### Task brief
Go through the listing and write out all of it exactly.

*** Opening of Task inputs ***

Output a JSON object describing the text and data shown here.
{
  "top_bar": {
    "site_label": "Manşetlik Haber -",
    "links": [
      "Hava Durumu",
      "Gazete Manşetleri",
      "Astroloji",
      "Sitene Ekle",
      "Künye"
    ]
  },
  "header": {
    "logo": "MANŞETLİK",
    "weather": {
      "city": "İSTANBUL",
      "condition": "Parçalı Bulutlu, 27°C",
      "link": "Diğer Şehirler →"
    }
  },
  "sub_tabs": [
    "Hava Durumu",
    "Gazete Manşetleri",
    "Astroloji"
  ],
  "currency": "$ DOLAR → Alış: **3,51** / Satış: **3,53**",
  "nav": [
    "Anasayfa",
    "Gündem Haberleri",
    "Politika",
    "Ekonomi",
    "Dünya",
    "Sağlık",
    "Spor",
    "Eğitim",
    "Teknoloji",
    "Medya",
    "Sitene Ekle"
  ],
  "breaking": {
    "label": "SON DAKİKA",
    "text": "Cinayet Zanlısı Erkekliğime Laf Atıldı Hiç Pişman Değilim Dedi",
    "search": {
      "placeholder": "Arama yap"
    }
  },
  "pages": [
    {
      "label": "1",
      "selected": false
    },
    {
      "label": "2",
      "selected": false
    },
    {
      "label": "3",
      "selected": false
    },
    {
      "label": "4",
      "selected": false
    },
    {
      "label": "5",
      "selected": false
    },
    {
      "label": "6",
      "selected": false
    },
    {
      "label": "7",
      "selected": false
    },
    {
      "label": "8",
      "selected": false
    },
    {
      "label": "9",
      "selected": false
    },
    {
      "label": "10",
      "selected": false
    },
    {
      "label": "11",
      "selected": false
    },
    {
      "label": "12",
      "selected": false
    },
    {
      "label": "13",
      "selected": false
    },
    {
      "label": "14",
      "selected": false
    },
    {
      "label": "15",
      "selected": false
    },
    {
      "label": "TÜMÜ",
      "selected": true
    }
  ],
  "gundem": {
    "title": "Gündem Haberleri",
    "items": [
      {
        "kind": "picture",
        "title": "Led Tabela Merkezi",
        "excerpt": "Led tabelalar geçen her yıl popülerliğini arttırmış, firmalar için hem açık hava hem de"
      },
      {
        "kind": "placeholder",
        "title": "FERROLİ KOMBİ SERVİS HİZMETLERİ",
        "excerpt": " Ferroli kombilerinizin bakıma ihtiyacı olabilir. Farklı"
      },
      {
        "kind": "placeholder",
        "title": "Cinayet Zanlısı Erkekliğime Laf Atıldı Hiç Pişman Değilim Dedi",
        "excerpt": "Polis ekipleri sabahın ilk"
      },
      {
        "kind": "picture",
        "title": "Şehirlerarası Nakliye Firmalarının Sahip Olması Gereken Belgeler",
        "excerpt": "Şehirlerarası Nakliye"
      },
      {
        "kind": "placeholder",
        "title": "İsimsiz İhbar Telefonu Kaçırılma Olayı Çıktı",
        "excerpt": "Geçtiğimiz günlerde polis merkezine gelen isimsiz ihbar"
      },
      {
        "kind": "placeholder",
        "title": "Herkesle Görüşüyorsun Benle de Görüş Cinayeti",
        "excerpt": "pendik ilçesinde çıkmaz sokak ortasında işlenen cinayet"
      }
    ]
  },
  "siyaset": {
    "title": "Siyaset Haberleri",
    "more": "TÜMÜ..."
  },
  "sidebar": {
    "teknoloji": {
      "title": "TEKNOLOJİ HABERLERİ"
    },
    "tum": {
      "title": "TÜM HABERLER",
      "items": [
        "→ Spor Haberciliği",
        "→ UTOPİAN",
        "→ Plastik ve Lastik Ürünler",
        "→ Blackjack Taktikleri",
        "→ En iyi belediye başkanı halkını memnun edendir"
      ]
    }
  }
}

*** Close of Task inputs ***

### Reply to the task
Output a JSON object describing the text and data shown here.
{
  "top_bar": {
    "site_label": "Manşetlik Haber -",
    "links": [
      "Hava Durumu",
      "Gazete Manşetleri",
      "Astroloji",
      "Sitene Ekle",
      "Künye"
    ]
  },
  "header": {
    "logo": "MANŞETLİK",
    "weather": {
      "city": "İSTANBUL",
      "condition": "Parçalı Bulutlu, 27°C",
      "link": "Diğer Şehirler →"
    }
  },
  "sub_tabs": [
    "Hava Durumu",
    "Gazete Manşetleri",
    "Astroloji"
  ],
  "currency": "$ DOLAR → Alış: **3,51** / Satış: **3,53**",
  "nav": [
    "Anasayfa",
    "Gündem Haberleri",
    "Politika",
    "Ekonomi",
    "Dünya",
    "Sağlık",
    "Spor",
    "Eğitim",
    "Teknoloji",
    "Medya",
    "Sitene Ekle"
  ],
  "breaking": {
    "label": "SON DAKİKA",
    "text": "Cinayet Zanlısı Erkekliğime Laf Atıldı Hiç Pişman Değilim Dedi",
    "search": {
      "placeholder": "Arama yap"
    }
  },
  "pages": [
    {
      "label": "1",
      "selected": false
    },
    {
      "label": "2",
      "selected": false
    },
    {
      "label": "3",
      "selected": false
    },
    {
      "label": "4",
      "selected": false
    },
    {
      "label": "5",
      "selected": false
    },
    {
      "label": "6",
      "selected": false
    },
    {
      "label": "7",
      "selected": false
    },
    {
      "label": "8",
      "selected": false
    },
    {
      "label": "9",
      "selected": false
    },
    {
      "label": "10",
      "selected": false
    },
    {
      "label": "11",
      "selected": false
    },
    {
      "label": "12",
      "selected": false
    },
    {
      "label": "13",
      "selected": false
    },
    {
      "label": "14",
      "selected": false
    },
    {
      "label": "15",
      "selected": false
    },
    {
      "label": "TÜMÜ",
      "selected": true
    }
  ],
  "gundem": {
    "title": "Gündem Haberleri",
    "items": [
      {
        "kind": "picture",
        "title": "Led Tabela Merkezi",
        "excerpt": "Led tabelalar geçen her yıl popülerliğini arttırmış, firmalar için hem açık hava hem de"
      },
      {
        "kind": "placeholder",
        "title": "FERROLİ KOMBİ SERVİS HİZMETLERİ",
        "excerpt": " Ferroli kombilerinizin bakıma ihtiyacı olabilir. Farklı"
      },
      {
        "kind": "placeholder",
        "title": "Cinayet Zanlısı Erkekliğime Laf Atıldı Hiç Pişman Değilim Dedi",
        "excerpt": "Polis ekipleri sabahın ilk"
      },
      {
        "kind": "picture",
        "title": "Şehirlerarası Nakliye Firmalarının Sahip Olması Gereken Belgeler",
        "excerpt": "Şehirlerarası Nakliye"
      },
      {
        "kind": "placeholder",
        "title": "İsimsiz İhbar Telefonu Kaçırılma Olayı Çıktı",
        "excerpt": "Geçtiğimiz günlerde polis merkezine gelen isimsiz ihbar"
      },
      {
        "kind": "placeholder",
        "title": "Herkesle Görüşüyorsun Benle de Görüş Cinayeti",
        "excerpt": "pendik ilçesinde çıkmaz sokak ortasında işlenen cinayet"
      }
    ]
  },
  "siyaset": {
    "title": "Siyaset Haberleri",
    "more": "TÜMÜ..."
  },
  "sidebar": {
    "teknoloji": {
      "title": "TEKNOLOJİ HABERLERİ"
    },
    "tum": {
      "title": "TÜM HABERLER",
      "items": [
        "→ Spor Haberciliği",
        "→ UTOPİAN",
        "→ Plastik ve Lastik Ürünler",
        "→ Blackjack Taktikleri",
        "→ En iyi belediye başkanı halkını memnun edendir"
      ]
    }
  }
}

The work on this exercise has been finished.